An image-free reproduction of the data below is needed: print it exactly.

Study material START

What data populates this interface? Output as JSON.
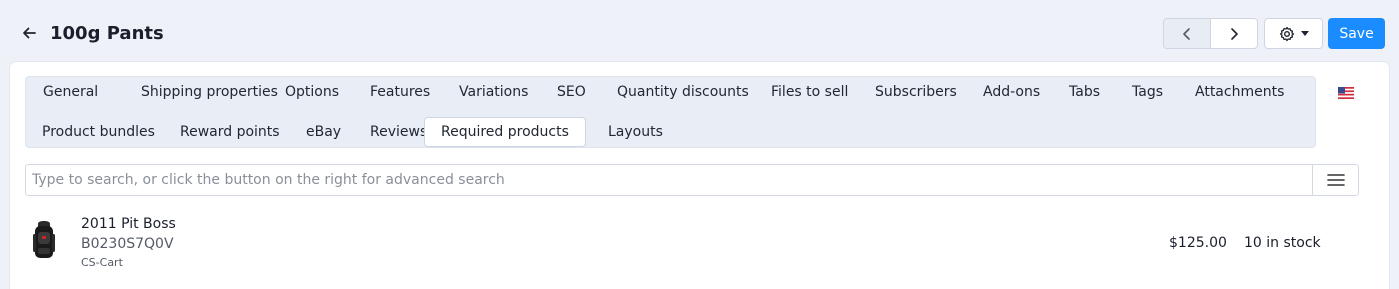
{
  "header": {
    "title": "100g Pants",
    "save_label": "Save"
  },
  "tabs": [
    {
      "label": "General",
      "active": false
    },
    {
      "label": "Shipping properties",
      "active": false
    },
    {
      "label": "Options",
      "active": false
    },
    {
      "label": "Features",
      "active": false
    },
    {
      "label": "Variations",
      "active": false
    },
    {
      "label": "SEO",
      "active": false
    },
    {
      "label": "Quantity discounts",
      "active": false
    },
    {
      "label": "Files to sell",
      "active": false
    },
    {
      "label": "Subscribers",
      "active": false
    },
    {
      "label": "Add-ons",
      "active": false
    },
    {
      "label": "Tabs",
      "active": false
    },
    {
      "label": "Tags",
      "active": false
    },
    {
      "label": "Attachments",
      "active": false
    },
    {
      "label": "Product bundles",
      "active": false
    },
    {
      "label": "Reward points",
      "active": false
    },
    {
      "label": "eBay",
      "active": false
    },
    {
      "label": "Reviews",
      "active": false
    },
    {
      "label": "Required products",
      "active": true
    },
    {
      "label": "Layouts",
      "active": false
    }
  ],
  "language_flag": "us-flag-icon",
  "search": {
    "placeholder": "Type to search, or click the button on the right for advanced search",
    "value": ""
  },
  "products": [
    {
      "name": "2011 Pit Boss",
      "sku": "B0230S7Q0V",
      "vendor": "CS-Cart",
      "price": "$125.00",
      "stock": "10 in stock",
      "thumbnail": "backpack-image"
    }
  ],
  "colors": {
    "accent": "#1a8cff",
    "page_bg": "#eef1f8",
    "tabs_bg": "#e9edf5"
  }
}
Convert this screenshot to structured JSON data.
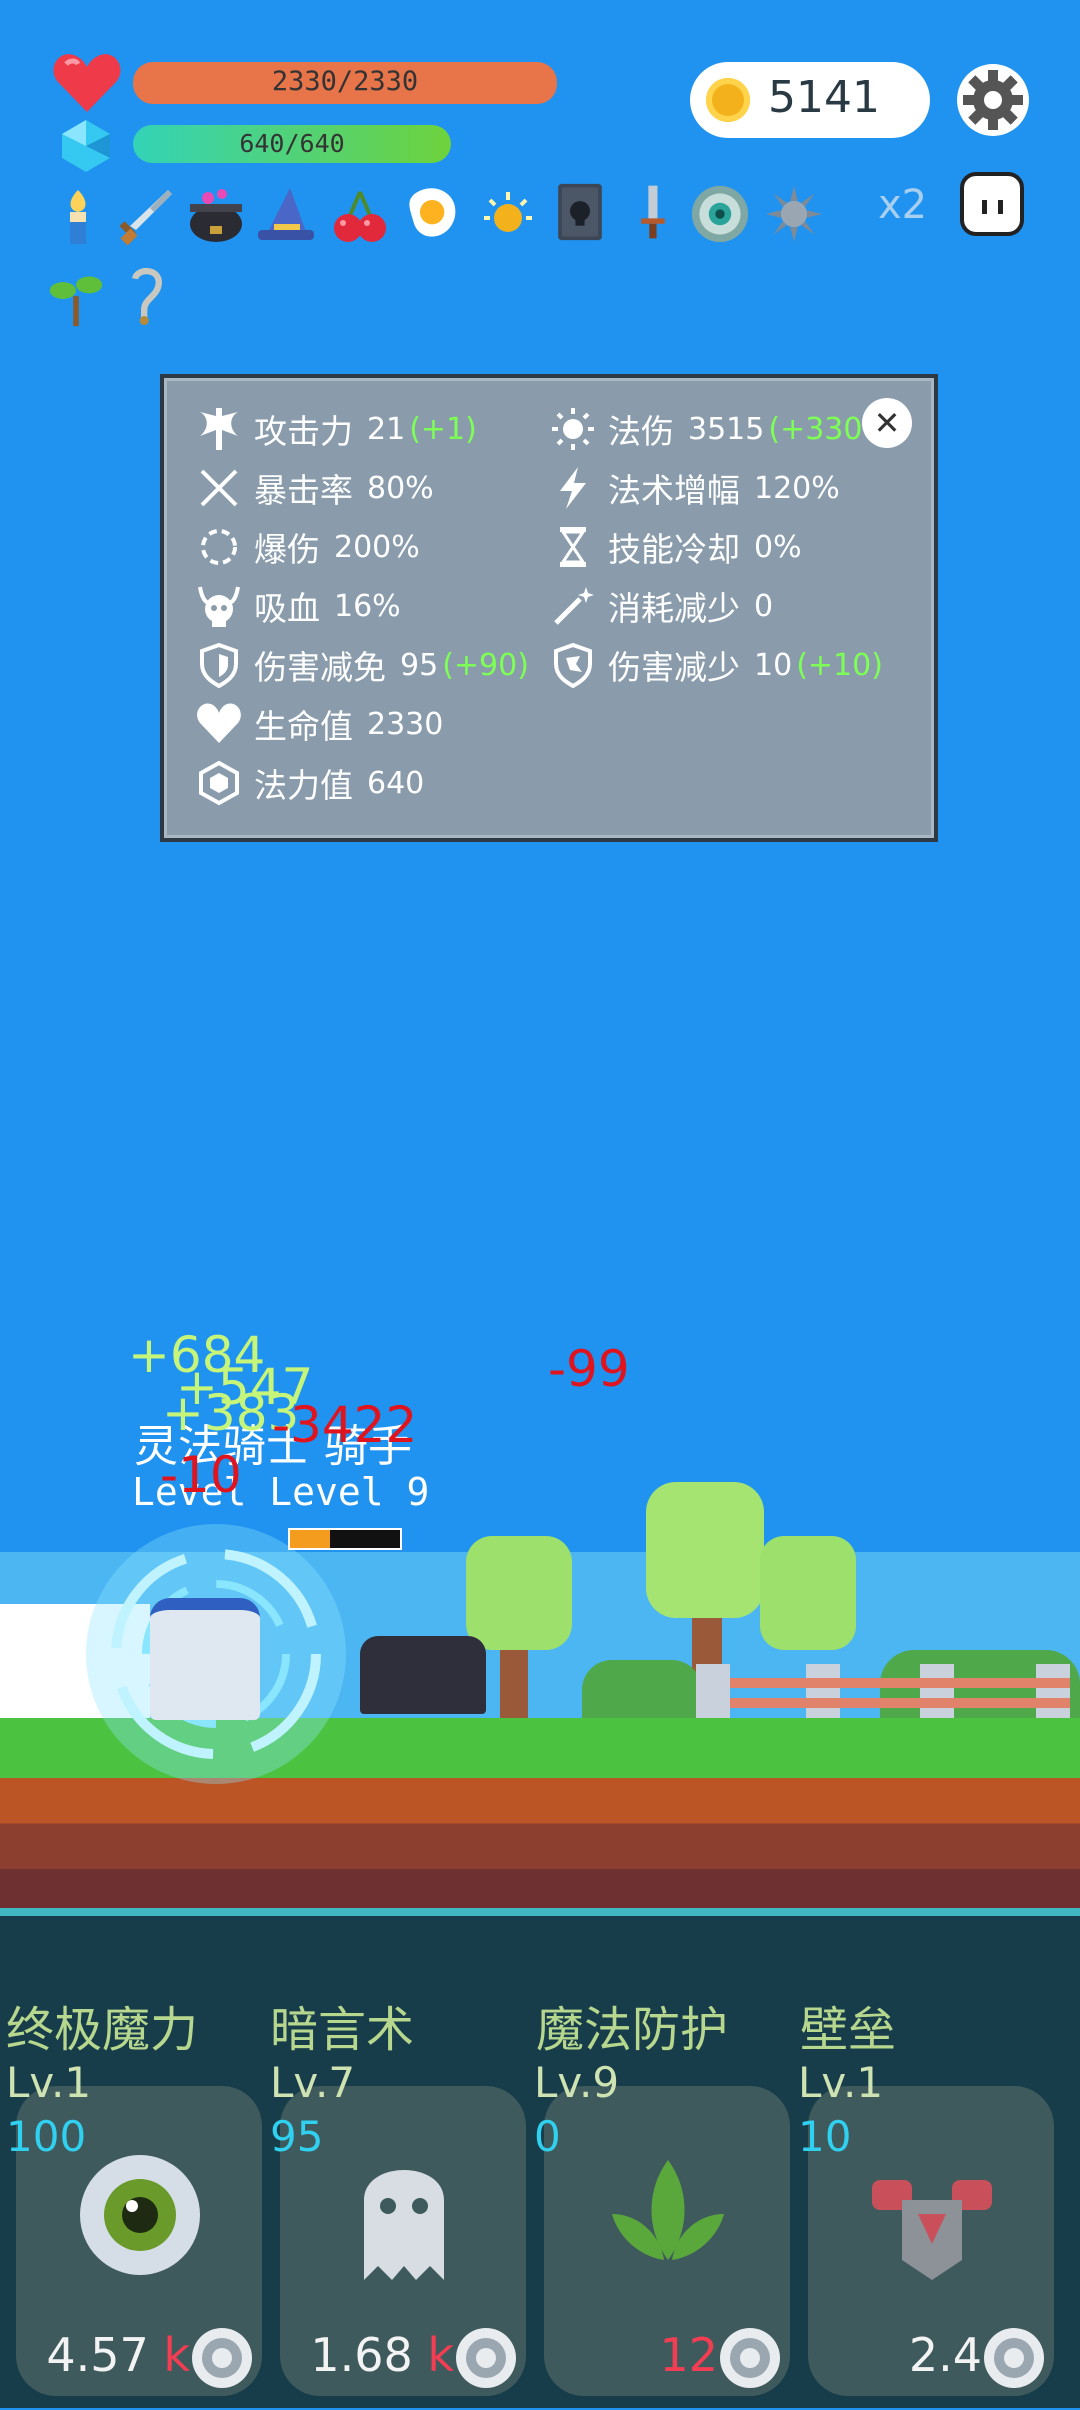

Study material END

→ **Task solution**:
What data populates this interface? Output as JSON.
{
  "header": {
    "title": "100g Pants",
    "save_label": "Save"
  },
  "tabs": [
    {
      "label": "General",
      "active": false
    },
    {
      "label": "Shipping properties",
      "active": false
    },
    {
      "label": "Options",
      "active": false
    },
    {
      "label": "Features",
      "active": false
    },
    {
      "label": "Variations",
      "active": false
    },
    {
      "label": "SEO",
      "active": false
    },
    {
      "label": "Quantity discounts",
      "active": false
    },
    {
      "label": "Files to sell",
      "active": false
    },
    {
      "label": "Subscribers",
      "active": false
    },
    {
      "label": "Add-ons",
      "active": false
    },
    {
      "label": "Tabs",
      "active": false
    },
    {
      "label": "Tags",
      "active": false
    },
    {
      "label": "Attachments",
      "active": false
    },
    {
      "label": "Product bundles",
      "active": false
    },
    {
      "label": "Reward points",
      "active": false
    },
    {
      "label": "eBay",
      "active": false
    },
    {
      "label": "Reviews",
      "active": false
    },
    {
      "label": "Required products",
      "active": true
    },
    {
      "label": "Layouts",
      "active": false
    }
  ],
  "language_flag": "us-flag-icon",
  "search": {
    "placeholder": "Type to search, or click the button on the right for advanced search",
    "value": ""
  },
  "products": [
    {
      "name": "2011 Pit Boss",
      "sku": "B0230S7Q0V",
      "vendor": "CS-Cart",
      "price": "$125.00",
      "stock": "10 in stock",
      "thumbnail": "backpack-image"
    }
  ],
  "colors": {
    "accent": "#1a8cff",
    "page_bg": "#eef1f8",
    "tabs_bg": "#e9edf5"
  }
}
Convert this screenshot to structured JSON data.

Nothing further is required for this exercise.